▸ **YOUR ASSIGNMENT**
Write out every entry, unchanged. Skip any picture.

▸ **PROVIDED DATA**
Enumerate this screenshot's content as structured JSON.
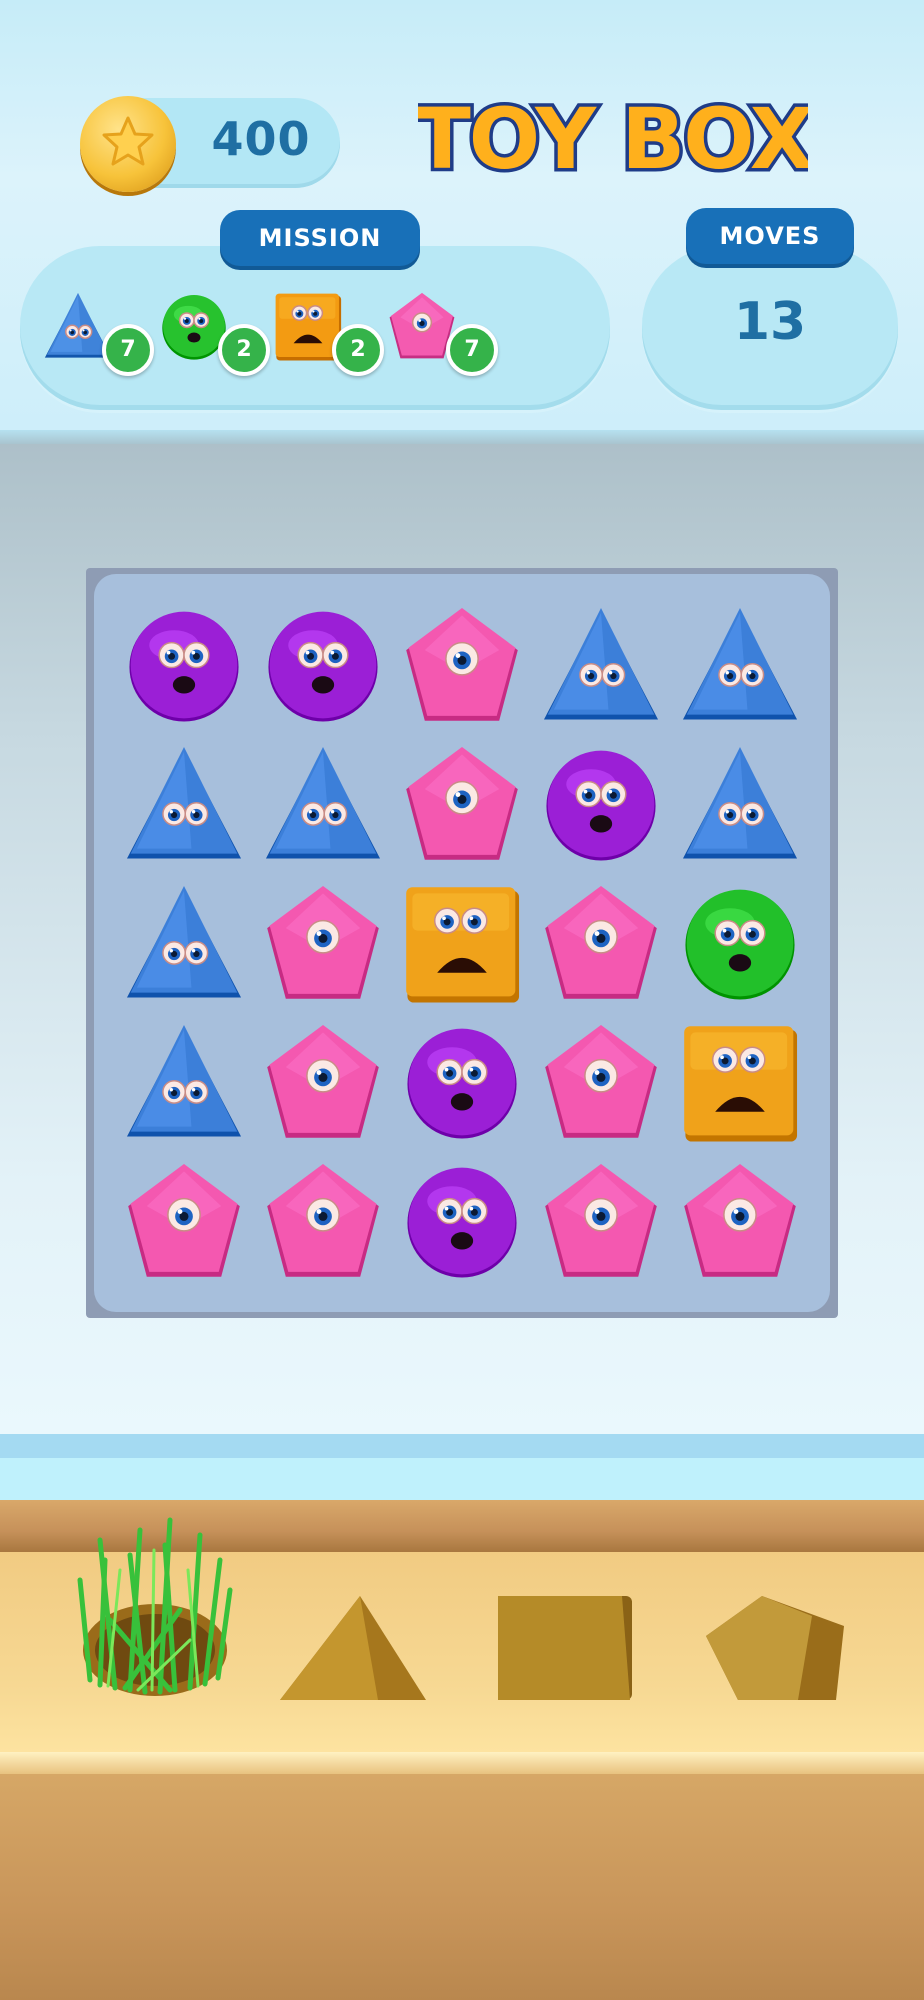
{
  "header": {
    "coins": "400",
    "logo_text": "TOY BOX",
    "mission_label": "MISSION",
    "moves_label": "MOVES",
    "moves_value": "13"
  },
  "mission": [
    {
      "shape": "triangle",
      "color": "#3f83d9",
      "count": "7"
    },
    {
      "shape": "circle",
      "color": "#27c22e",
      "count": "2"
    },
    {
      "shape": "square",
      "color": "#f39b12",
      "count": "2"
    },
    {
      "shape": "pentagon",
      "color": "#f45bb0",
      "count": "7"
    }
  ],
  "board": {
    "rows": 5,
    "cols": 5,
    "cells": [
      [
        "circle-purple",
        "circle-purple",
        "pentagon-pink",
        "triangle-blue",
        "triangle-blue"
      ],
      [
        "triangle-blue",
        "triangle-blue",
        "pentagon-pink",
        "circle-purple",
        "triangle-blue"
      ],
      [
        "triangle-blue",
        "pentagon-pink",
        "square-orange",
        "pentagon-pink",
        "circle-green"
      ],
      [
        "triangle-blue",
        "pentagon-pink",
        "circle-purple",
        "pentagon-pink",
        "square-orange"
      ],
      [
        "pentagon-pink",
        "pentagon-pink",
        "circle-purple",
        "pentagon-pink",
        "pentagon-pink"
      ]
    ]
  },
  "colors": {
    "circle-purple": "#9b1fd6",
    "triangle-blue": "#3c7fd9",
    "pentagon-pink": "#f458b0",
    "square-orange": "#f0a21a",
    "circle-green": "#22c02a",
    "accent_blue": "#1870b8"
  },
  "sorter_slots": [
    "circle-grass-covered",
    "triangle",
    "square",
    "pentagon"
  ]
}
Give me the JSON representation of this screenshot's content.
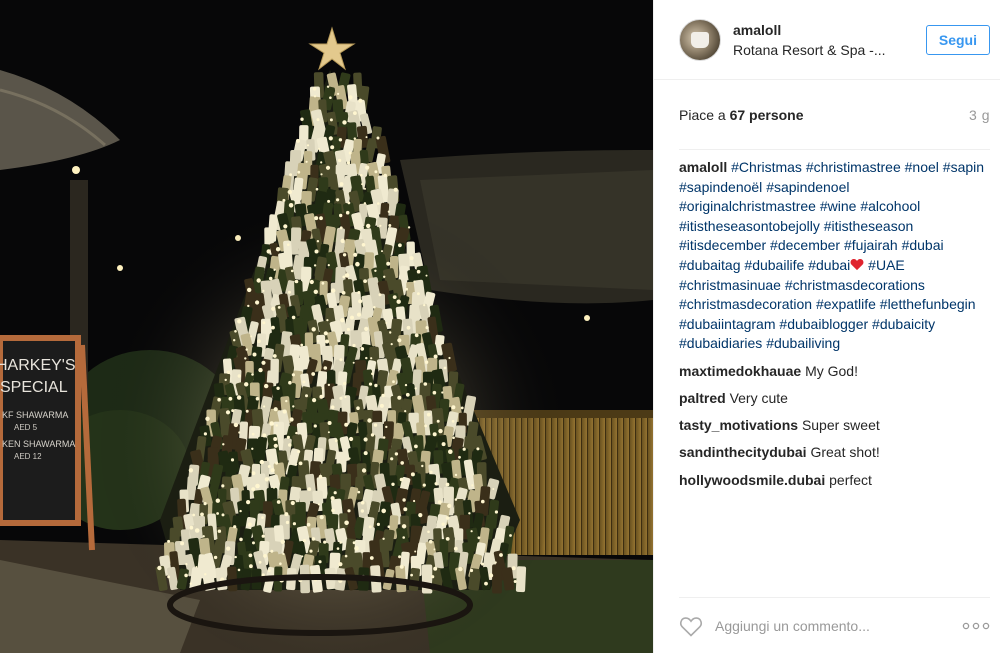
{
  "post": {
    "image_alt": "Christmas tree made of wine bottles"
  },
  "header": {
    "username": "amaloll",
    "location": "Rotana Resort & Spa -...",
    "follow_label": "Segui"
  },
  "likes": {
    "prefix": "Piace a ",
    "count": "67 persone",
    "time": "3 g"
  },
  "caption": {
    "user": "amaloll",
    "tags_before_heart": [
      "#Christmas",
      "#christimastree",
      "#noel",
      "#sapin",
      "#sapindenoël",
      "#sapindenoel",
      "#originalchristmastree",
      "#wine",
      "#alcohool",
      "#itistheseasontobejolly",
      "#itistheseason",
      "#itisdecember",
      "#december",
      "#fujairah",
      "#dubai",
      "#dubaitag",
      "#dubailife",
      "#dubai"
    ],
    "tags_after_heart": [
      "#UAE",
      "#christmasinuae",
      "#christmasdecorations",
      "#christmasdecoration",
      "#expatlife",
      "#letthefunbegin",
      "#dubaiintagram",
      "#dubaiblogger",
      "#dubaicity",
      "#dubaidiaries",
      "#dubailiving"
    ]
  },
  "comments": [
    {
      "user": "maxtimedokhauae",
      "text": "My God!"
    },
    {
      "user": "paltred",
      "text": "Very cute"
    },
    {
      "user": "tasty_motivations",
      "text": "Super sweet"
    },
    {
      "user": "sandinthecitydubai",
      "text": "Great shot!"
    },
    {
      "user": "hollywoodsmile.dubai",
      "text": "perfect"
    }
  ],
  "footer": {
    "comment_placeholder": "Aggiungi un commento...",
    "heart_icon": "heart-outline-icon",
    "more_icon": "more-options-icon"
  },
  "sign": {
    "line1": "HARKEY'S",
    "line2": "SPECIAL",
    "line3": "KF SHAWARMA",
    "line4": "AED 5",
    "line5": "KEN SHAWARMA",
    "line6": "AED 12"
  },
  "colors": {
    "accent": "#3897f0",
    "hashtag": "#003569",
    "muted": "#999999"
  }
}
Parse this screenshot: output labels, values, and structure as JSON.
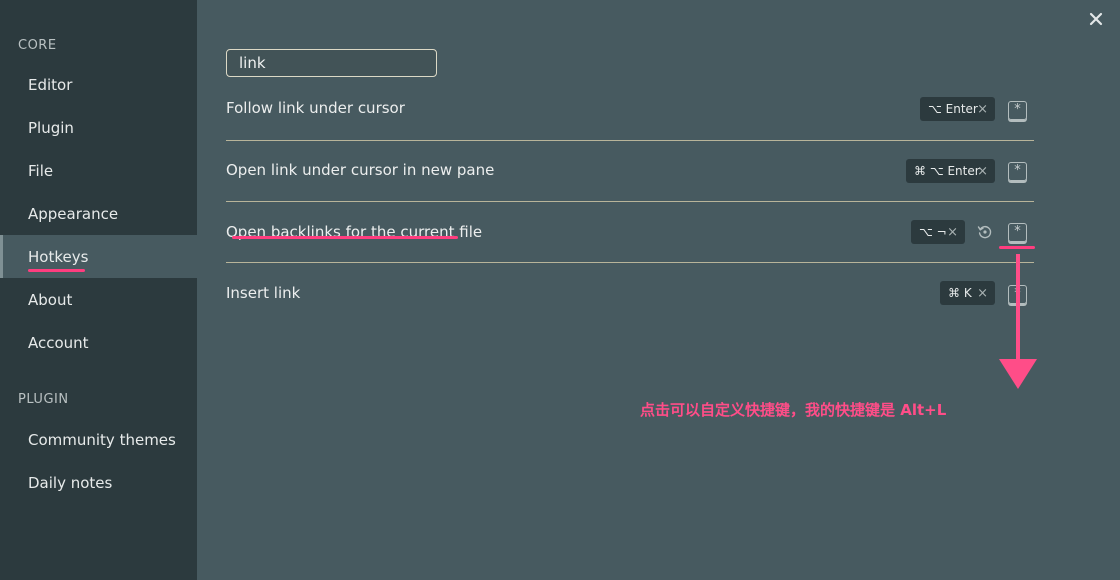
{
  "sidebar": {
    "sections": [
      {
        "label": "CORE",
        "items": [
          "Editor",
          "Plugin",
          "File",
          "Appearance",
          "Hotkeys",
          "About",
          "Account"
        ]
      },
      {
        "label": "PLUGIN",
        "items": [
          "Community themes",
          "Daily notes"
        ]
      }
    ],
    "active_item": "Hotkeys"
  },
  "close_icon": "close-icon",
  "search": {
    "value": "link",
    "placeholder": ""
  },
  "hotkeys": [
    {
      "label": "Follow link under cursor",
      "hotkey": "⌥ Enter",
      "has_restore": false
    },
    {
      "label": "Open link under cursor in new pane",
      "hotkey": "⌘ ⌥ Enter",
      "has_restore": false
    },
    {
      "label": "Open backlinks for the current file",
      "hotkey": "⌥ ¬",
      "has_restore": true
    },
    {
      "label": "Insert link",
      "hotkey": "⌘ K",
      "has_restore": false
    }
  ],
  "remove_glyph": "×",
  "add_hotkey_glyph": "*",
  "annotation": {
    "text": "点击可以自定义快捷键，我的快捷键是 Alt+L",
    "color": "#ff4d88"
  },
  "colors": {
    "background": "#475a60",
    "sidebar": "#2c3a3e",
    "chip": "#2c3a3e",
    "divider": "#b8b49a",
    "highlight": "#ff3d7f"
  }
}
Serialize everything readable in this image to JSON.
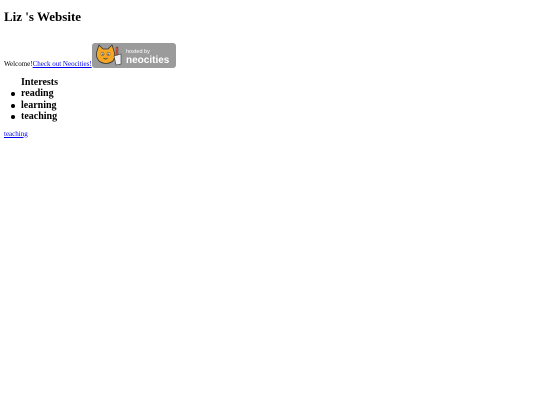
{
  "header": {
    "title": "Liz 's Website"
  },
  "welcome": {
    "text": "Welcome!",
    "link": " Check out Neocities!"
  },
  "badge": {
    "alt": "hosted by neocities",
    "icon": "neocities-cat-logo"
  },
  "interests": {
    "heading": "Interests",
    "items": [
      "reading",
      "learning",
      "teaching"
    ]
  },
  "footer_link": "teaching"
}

▸ **ANSWER BOX**
Enumerate this screenshot's content as structured JSON.
{
  "header": {
    "coins": "400",
    "logo_text": "TOY BOX",
    "mission_label": "MISSION",
    "moves_label": "MOVES",
    "moves_value": "13"
  },
  "mission": [
    {
      "shape": "triangle",
      "color": "#3f83d9",
      "count": "7"
    },
    {
      "shape": "circle",
      "color": "#27c22e",
      "count": "2"
    },
    {
      "shape": "square",
      "color": "#f39b12",
      "count": "2"
    },
    {
      "shape": "pentagon",
      "color": "#f45bb0",
      "count": "7"
    }
  ],
  "board": {
    "rows": 5,
    "cols": 5,
    "cells": [
      [
        "circle-purple",
        "circle-purple",
        "pentagon-pink",
        "triangle-blue",
        "triangle-blue"
      ],
      [
        "triangle-blue",
        "triangle-blue",
        "pentagon-pink",
        "circle-purple",
        "triangle-blue"
      ],
      [
        "triangle-blue",
        "pentagon-pink",
        "square-orange",
        "pentagon-pink",
        "circle-green"
      ],
      [
        "triangle-blue",
        "pentagon-pink",
        "circle-purple",
        "pentagon-pink",
        "square-orange"
      ],
      [
        "pentagon-pink",
        "pentagon-pink",
        "circle-purple",
        "pentagon-pink",
        "pentagon-pink"
      ]
    ]
  },
  "colors": {
    "circle-purple": "#9b1fd6",
    "triangle-blue": "#3c7fd9",
    "pentagon-pink": "#f458b0",
    "square-orange": "#f0a21a",
    "circle-green": "#22c02a",
    "accent_blue": "#1870b8"
  },
  "sorter_slots": [
    "circle-grass-covered",
    "triangle",
    "square",
    "pentagon"
  ]
}
Give me the JSON representation of this screenshot's content.
{
  "post": {
    "image_alt": "Christmas tree made of wine bottles"
  },
  "header": {
    "username": "amaloll",
    "location": "Rotana Resort & Spa -...",
    "follow_label": "Segui"
  },
  "likes": {
    "prefix": "Piace a ",
    "count": "67 persone",
    "time": "3 g"
  },
  "caption": {
    "user": "amaloll",
    "tags_before_heart": [
      "#Christmas",
      "#christimastree",
      "#noel",
      "#sapin",
      "#sapindenoël",
      "#sapindenoel",
      "#originalchristmastree",
      "#wine",
      "#alcohool",
      "#itistheseasontobejolly",
      "#itistheseason",
      "#itisdecember",
      "#december",
      "#fujairah",
      "#dubai",
      "#dubaitag",
      "#dubailife",
      "#dubai"
    ],
    "tags_after_heart": [
      "#UAE",
      "#christmasinuae",
      "#christmasdecorations",
      "#christmasdecoration",
      "#expatlife",
      "#letthefunbegin",
      "#dubaiintagram",
      "#dubaiblogger",
      "#dubaicity",
      "#dubaidiaries",
      "#dubailiving"
    ]
  },
  "comments": [
    {
      "user": "maxtimedokhauae",
      "text": "My God!"
    },
    {
      "user": "paltred",
      "text": "Very cute"
    },
    {
      "user": "tasty_motivations",
      "text": "Super sweet"
    },
    {
      "user": "sandinthecitydubai",
      "text": "Great shot!"
    },
    {
      "user": "hollywoodsmile.dubai",
      "text": "perfect"
    }
  ],
  "footer": {
    "comment_placeholder": "Aggiungi un commento...",
    "heart_icon": "heart-outline-icon",
    "more_icon": "more-options-icon"
  },
  "sign": {
    "line1": "HARKEY'S",
    "line2": "SPECIAL",
    "line3": "KF SHAWARMA",
    "line4": "AED 5",
    "line5": "KEN SHAWARMA",
    "line6": "AED 12"
  },
  "colors": {
    "accent": "#3897f0",
    "hashtag": "#003569",
    "muted": "#999999"
  }
}
Parse this screenshot: output labels, values, and structure as JSON.
{
  "sidebar": {
    "sections": [
      {
        "label": "CORE",
        "items": [
          "Editor",
          "Plugin",
          "File",
          "Appearance",
          "Hotkeys",
          "About",
          "Account"
        ]
      },
      {
        "label": "PLUGIN",
        "items": [
          "Community themes",
          "Daily notes"
        ]
      }
    ],
    "active_item": "Hotkeys"
  },
  "close_icon": "close-icon",
  "search": {
    "value": "link",
    "placeholder": ""
  },
  "hotkeys": [
    {
      "label": "Follow link under cursor",
      "hotkey": "⌥ Enter",
      "has_restore": false
    },
    {
      "label": "Open link under cursor in new pane",
      "hotkey": "⌘ ⌥ Enter",
      "has_restore": false
    },
    {
      "label": "Open backlinks for the current file",
      "hotkey": "⌥ ¬",
      "has_restore": true
    },
    {
      "label": "Insert link",
      "hotkey": "⌘ K",
      "has_restore": false
    }
  ],
  "remove_glyph": "×",
  "add_hotkey_glyph": "*",
  "annotation": {
    "text": "点击可以自定义快捷键，我的快捷键是 Alt+L",
    "color": "#ff4d88"
  },
  "colors": {
    "background": "#475a60",
    "sidebar": "#2c3a3e",
    "chip": "#2c3a3e",
    "divider": "#b8b49a",
    "highlight": "#ff3d7f"
  }
}
Serialize everything readable in this image to JSON.
{
  "header": {
    "title": "Liz 's Website"
  },
  "welcome": {
    "text": "Welcome!",
    "link": " Check out Neocities!"
  },
  "badge": {
    "alt": "hosted by neocities",
    "icon": "neocities-cat-logo"
  },
  "interests": {
    "heading": "Interests",
    "items": [
      "reading",
      "learning",
      "teaching"
    ]
  },
  "footer_link": "teaching"
}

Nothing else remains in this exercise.